_WORK TO BE COMPLETED_: Search the entries for the word "label" and copy each line that has it.

Page and application data records:
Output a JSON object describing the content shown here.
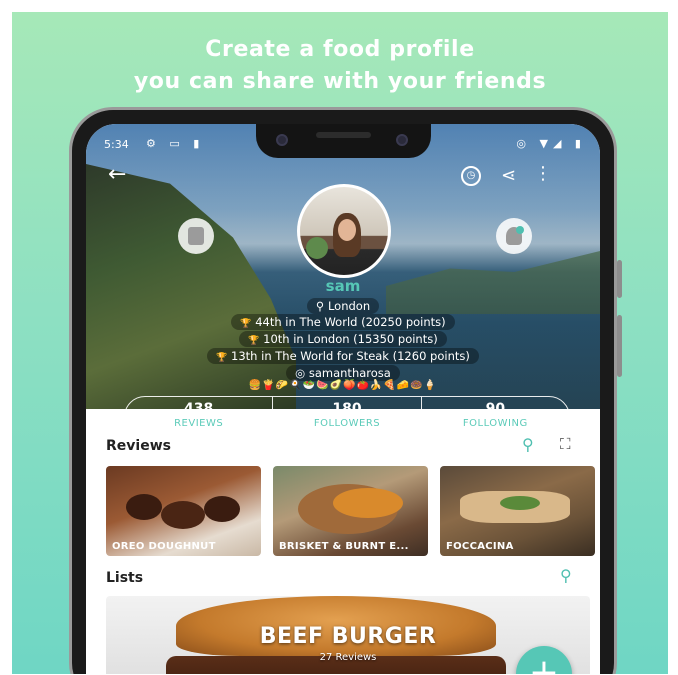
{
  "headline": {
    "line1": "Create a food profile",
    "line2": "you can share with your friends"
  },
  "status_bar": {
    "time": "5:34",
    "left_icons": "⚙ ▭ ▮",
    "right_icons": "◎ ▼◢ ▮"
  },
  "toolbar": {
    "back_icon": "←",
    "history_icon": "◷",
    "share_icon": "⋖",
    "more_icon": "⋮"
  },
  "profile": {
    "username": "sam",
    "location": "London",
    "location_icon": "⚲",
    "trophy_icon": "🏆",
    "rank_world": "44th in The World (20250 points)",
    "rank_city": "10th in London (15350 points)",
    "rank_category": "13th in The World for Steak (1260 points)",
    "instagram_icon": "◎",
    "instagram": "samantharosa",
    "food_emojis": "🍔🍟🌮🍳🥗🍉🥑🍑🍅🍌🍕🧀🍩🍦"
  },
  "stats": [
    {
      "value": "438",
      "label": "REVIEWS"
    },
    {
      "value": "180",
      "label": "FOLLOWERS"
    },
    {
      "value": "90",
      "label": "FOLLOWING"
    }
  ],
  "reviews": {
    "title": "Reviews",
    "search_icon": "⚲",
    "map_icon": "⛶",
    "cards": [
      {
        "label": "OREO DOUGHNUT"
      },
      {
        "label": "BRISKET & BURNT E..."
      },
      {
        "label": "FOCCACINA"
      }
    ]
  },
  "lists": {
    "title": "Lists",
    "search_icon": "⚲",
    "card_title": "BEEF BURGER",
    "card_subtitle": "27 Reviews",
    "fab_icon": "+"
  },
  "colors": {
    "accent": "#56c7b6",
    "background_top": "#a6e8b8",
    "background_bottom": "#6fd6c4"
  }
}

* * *

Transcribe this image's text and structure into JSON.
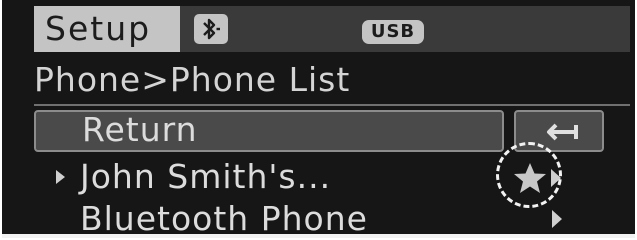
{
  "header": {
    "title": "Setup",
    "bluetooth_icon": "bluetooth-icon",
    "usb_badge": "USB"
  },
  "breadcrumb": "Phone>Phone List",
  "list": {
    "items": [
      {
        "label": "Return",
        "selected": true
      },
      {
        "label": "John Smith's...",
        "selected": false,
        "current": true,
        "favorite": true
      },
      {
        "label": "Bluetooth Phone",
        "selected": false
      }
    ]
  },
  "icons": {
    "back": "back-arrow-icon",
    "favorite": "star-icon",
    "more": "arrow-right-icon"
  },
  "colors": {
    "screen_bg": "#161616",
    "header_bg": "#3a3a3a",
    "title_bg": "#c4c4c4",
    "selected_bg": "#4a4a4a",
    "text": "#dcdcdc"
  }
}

_COMPLETED EXERCISE_:
      "label": "REVIEWS"
      "label": "FOLLOWERS"
      "label": "FOLLOWING"
        "label": "OREO DOUGHNUT"
        "label": "BRISKET & BURNT E..."
        "label": "FOCCACINA"
        "label": "Return",
        "label": "John Smith's...",
        "label": "Bluetooth Phone",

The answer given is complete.